### ASSIGNMENT
Reproduce the records below in their entirety, exactly as shown.

▼

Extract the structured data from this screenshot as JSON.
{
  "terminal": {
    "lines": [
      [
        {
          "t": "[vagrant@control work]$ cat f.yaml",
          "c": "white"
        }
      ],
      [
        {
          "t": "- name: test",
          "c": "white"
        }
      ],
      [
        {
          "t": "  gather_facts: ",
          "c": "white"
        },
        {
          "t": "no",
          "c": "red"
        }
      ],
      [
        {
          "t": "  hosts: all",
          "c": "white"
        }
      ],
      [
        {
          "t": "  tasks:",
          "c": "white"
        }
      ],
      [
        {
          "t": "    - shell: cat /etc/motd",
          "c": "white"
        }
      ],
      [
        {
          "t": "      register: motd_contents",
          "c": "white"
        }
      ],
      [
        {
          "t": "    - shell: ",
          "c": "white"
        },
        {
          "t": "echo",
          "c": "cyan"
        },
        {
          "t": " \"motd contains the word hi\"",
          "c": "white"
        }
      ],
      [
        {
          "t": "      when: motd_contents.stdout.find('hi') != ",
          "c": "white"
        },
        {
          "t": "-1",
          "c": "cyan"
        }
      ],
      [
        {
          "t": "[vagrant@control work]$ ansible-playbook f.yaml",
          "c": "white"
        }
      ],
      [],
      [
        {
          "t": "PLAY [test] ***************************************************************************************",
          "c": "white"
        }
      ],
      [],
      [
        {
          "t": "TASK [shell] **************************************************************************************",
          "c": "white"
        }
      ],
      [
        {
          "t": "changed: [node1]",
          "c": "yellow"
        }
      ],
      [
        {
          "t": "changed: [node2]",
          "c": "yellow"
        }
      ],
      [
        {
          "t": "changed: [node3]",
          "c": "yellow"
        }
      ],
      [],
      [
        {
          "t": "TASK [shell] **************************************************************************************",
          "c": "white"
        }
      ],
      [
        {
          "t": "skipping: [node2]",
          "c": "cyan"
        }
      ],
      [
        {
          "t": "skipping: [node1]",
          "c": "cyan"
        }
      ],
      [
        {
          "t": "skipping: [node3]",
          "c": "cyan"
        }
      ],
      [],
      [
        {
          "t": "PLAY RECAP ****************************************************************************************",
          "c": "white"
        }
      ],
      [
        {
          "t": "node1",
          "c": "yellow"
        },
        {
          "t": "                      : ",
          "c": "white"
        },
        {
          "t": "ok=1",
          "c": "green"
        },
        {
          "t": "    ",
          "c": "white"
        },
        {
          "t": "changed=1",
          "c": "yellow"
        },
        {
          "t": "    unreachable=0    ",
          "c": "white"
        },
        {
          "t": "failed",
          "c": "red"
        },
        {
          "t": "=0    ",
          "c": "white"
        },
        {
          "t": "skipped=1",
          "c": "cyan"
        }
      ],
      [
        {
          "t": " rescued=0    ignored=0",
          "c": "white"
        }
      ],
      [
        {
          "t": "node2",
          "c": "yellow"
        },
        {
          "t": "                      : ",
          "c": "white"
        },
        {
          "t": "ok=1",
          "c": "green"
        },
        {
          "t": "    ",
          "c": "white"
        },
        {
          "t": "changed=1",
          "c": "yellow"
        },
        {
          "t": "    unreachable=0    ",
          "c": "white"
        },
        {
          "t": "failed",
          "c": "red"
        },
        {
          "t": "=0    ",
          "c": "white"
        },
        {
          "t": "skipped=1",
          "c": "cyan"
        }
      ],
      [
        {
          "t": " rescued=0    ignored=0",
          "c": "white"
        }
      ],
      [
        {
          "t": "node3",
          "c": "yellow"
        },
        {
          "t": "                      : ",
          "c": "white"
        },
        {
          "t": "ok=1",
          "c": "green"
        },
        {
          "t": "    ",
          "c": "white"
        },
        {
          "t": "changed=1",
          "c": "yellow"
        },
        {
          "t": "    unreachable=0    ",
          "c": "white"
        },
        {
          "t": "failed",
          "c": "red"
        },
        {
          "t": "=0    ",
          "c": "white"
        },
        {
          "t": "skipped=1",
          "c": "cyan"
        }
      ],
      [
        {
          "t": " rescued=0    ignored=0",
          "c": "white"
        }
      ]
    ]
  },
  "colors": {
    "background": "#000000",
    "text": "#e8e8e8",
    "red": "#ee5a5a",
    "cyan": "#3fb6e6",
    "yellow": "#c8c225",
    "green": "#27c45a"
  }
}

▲

### EXERCISE RESPONSE
Extract the structured data from this screenshot as JSON.
{
  "terminal": {
    "lines": [
      [
        {
          "t": "[vagrant@control work]$ cat f.yaml",
          "c": "white"
        }
      ],
      [
        {
          "t": "- name: test",
          "c": "white"
        }
      ],
      [
        {
          "t": "  gather_facts: ",
          "c": "white"
        },
        {
          "t": "no",
          "c": "red"
        }
      ],
      [
        {
          "t": "  hosts: all",
          "c": "white"
        }
      ],
      [
        {
          "t": "  tasks:",
          "c": "white"
        }
      ],
      [
        {
          "t": "    - shell: cat /etc/motd",
          "c": "white"
        }
      ],
      [
        {
          "t": "      register: motd_contents",
          "c": "white"
        }
      ],
      [
        {
          "t": "    - shell: ",
          "c": "white"
        },
        {
          "t": "echo",
          "c": "cyan"
        },
        {
          "t": " \"motd contains the word hi\"",
          "c": "white"
        }
      ],
      [
        {
          "t": "      when: motd_contents.stdout.find('hi') != ",
          "c": "white"
        },
        {
          "t": "-1",
          "c": "cyan"
        }
      ],
      [
        {
          "t": "[vagrant@control work]$ ansible-playbook f.yaml",
          "c": "white"
        }
      ],
      [],
      [
        {
          "t": "PLAY [test] ***************************************************************************************",
          "c": "white"
        }
      ],
      [],
      [
        {
          "t": "TASK [shell] **************************************************************************************",
          "c": "white"
        }
      ],
      [
        {
          "t": "changed: [node1]",
          "c": "yellow"
        }
      ],
      [
        {
          "t": "changed: [node2]",
          "c": "yellow"
        }
      ],
      [
        {
          "t": "changed: [node3]",
          "c": "yellow"
        }
      ],
      [],
      [
        {
          "t": "TASK [shell] **************************************************************************************",
          "c": "white"
        }
      ],
      [
        {
          "t": "skipping: [node2]",
          "c": "cyan"
        }
      ],
      [
        {
          "t": "skipping: [node1]",
          "c": "cyan"
        }
      ],
      [
        {
          "t": "skipping: [node3]",
          "c": "cyan"
        }
      ],
      [],
      [
        {
          "t": "PLAY RECAP ****************************************************************************************",
          "c": "white"
        }
      ],
      [
        {
          "t": "node1",
          "c": "yellow"
        },
        {
          "t": "                      : ",
          "c": "white"
        },
        {
          "t": "ok=1",
          "c": "green"
        },
        {
          "t": "    ",
          "c": "white"
        },
        {
          "t": "changed=1",
          "c": "yellow"
        },
        {
          "t": "    unreachable=0    ",
          "c": "white"
        },
        {
          "t": "failed",
          "c": "red"
        },
        {
          "t": "=0    ",
          "c": "white"
        },
        {
          "t": "skipped=1",
          "c": "cyan"
        }
      ],
      [
        {
          "t": " rescued=0    ignored=0",
          "c": "white"
        }
      ],
      [
        {
          "t": "node2",
          "c": "yellow"
        },
        {
          "t": "                      : ",
          "c": "white"
        },
        {
          "t": "ok=1",
          "c": "green"
        },
        {
          "t": "    ",
          "c": "white"
        },
        {
          "t": "changed=1",
          "c": "yellow"
        },
        {
          "t": "    unreachable=0    ",
          "c": "white"
        },
        {
          "t": "failed",
          "c": "red"
        },
        {
          "t": "=0    ",
          "c": "white"
        },
        {
          "t": "skipped=1",
          "c": "cyan"
        }
      ],
      [
        {
          "t": " rescued=0    ignored=0",
          "c": "white"
        }
      ],
      [
        {
          "t": "node3",
          "c": "yellow"
        },
        {
          "t": "                      : ",
          "c": "white"
        },
        {
          "t": "ok=1",
          "c": "green"
        },
        {
          "t": "    ",
          "c": "white"
        },
        {
          "t": "changed=1",
          "c": "yellow"
        },
        {
          "t": "    unreachable=0    ",
          "c": "white"
        },
        {
          "t": "failed",
          "c": "red"
        },
        {
          "t": "=0    ",
          "c": "white"
        },
        {
          "t": "skipped=1",
          "c": "cyan"
        }
      ],
      [
        {
          "t": " rescued=0    ignored=0",
          "c": "white"
        }
      ]
    ]
  },
  "colors": {
    "background": "#000000",
    "text": "#e8e8e8",
    "red": "#ee5a5a",
    "cyan": "#3fb6e6",
    "yellow": "#c8c225",
    "green": "#27c45a"
  }
}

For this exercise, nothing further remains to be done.